**EXERCISE OBJECTIVE:** Within the material that follows, how many lines include the string "this"? Answer with the number and nothing more.

**MATERIAL TO PROCESS:**

········

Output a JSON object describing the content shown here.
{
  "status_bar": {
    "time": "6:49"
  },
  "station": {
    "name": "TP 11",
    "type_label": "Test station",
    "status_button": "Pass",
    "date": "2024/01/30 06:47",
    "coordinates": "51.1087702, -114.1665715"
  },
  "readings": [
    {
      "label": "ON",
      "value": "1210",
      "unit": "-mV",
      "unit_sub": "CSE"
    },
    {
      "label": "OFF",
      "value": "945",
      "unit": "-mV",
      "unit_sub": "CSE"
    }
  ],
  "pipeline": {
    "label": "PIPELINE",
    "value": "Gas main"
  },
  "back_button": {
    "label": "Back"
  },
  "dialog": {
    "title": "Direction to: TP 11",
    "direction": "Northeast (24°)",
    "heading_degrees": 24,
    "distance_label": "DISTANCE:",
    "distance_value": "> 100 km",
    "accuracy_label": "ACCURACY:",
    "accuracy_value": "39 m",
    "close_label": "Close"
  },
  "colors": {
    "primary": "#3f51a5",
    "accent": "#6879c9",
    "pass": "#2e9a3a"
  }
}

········

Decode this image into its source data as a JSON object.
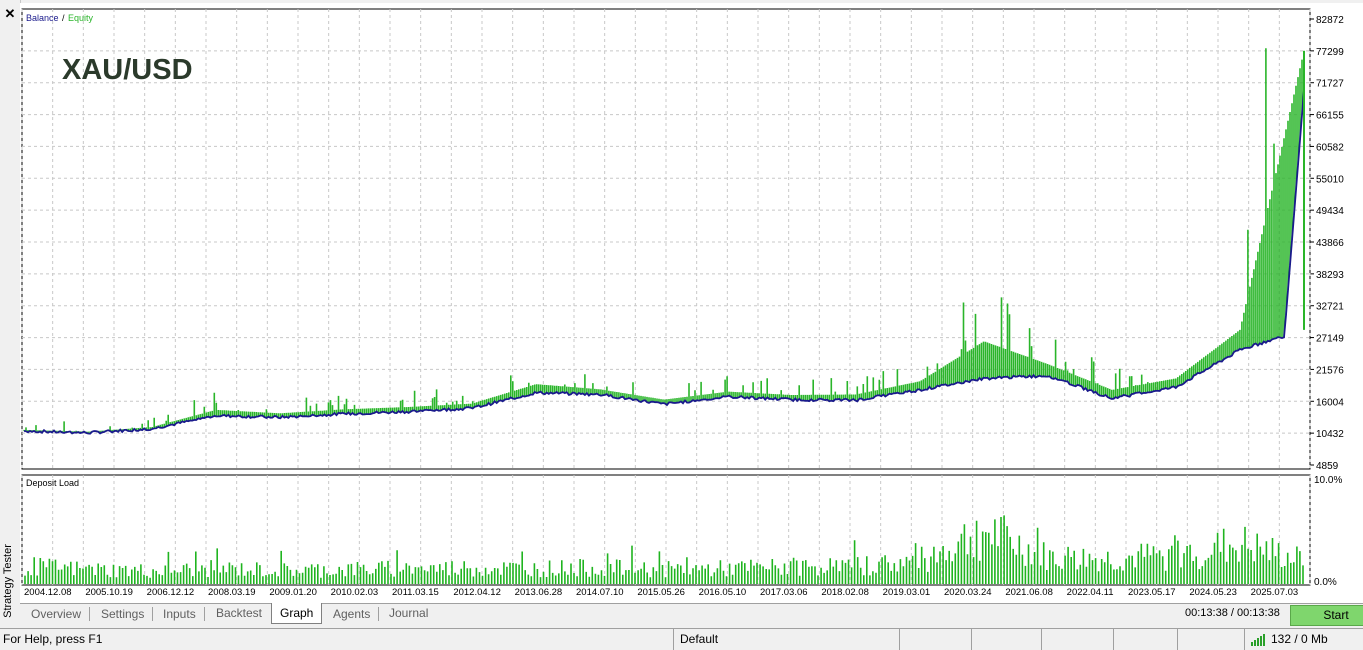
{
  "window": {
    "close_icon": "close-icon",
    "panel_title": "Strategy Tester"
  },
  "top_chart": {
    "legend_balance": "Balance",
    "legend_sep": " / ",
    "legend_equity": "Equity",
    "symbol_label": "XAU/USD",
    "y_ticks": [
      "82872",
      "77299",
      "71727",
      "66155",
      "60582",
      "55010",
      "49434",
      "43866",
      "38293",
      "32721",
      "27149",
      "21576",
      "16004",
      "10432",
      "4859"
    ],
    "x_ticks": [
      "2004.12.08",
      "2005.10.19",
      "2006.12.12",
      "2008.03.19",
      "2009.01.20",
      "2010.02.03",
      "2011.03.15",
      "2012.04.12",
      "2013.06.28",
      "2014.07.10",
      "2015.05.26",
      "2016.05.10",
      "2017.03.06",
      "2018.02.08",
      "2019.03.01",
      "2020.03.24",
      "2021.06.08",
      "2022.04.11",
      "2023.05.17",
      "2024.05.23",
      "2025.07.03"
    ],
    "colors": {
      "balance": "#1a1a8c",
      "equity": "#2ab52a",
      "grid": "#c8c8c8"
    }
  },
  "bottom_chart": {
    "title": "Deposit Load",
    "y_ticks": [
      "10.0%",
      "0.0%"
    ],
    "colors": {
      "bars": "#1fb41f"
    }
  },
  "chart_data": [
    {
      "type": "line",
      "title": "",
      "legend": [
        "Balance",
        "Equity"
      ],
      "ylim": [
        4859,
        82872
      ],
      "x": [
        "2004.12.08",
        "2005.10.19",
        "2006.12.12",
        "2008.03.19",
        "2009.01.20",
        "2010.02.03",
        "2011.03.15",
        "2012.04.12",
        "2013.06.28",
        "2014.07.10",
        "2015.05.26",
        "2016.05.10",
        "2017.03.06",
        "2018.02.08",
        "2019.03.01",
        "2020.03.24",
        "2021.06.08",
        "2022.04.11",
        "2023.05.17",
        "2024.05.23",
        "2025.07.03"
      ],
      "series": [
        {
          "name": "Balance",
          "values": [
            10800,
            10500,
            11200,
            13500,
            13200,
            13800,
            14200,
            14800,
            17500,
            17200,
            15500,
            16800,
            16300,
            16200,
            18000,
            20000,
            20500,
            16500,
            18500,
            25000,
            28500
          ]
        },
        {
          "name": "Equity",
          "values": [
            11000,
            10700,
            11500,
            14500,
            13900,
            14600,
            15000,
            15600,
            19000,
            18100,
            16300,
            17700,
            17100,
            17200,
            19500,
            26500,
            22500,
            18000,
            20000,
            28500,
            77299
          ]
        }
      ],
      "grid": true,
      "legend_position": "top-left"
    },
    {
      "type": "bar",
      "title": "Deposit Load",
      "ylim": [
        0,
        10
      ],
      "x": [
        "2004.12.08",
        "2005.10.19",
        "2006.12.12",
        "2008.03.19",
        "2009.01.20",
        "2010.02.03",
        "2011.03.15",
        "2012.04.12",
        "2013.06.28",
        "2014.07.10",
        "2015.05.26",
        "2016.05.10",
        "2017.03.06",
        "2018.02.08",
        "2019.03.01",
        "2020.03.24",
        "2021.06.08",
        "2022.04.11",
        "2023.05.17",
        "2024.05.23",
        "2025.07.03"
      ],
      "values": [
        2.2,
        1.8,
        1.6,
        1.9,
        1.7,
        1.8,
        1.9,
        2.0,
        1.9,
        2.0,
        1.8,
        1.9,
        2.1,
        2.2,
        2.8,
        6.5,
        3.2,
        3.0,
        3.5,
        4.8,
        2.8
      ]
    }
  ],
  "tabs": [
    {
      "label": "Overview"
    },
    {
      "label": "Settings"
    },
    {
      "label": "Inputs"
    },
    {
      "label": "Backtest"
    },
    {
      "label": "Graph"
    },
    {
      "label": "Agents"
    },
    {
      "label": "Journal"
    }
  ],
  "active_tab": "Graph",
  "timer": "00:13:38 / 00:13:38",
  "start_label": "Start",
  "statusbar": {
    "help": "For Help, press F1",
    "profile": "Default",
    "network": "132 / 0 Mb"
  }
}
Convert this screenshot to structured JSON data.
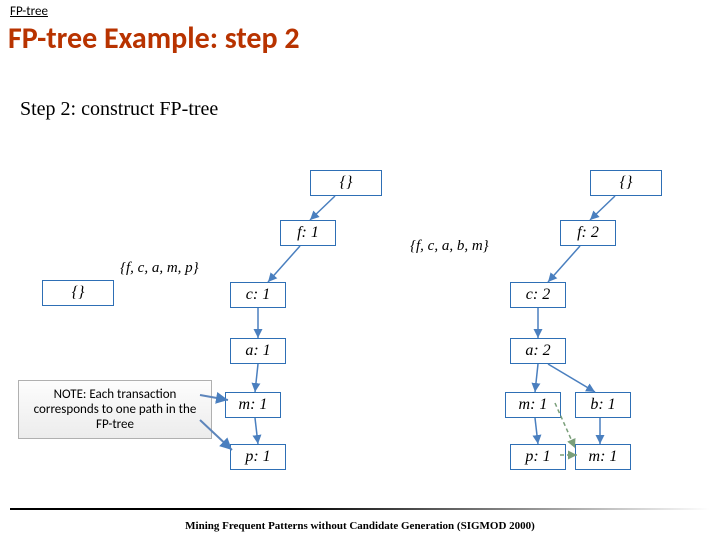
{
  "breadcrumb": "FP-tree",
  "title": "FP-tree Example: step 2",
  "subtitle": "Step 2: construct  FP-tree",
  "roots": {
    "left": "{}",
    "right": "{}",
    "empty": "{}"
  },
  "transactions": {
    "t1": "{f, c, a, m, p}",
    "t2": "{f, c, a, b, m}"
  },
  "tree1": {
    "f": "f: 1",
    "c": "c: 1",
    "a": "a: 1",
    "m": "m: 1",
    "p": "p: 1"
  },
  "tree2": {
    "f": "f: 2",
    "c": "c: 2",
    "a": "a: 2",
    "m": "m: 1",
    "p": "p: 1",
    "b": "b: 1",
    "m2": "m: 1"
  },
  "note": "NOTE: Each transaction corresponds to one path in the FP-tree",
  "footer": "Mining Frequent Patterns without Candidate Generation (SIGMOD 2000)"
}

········

**ANSWER SPACE:** 2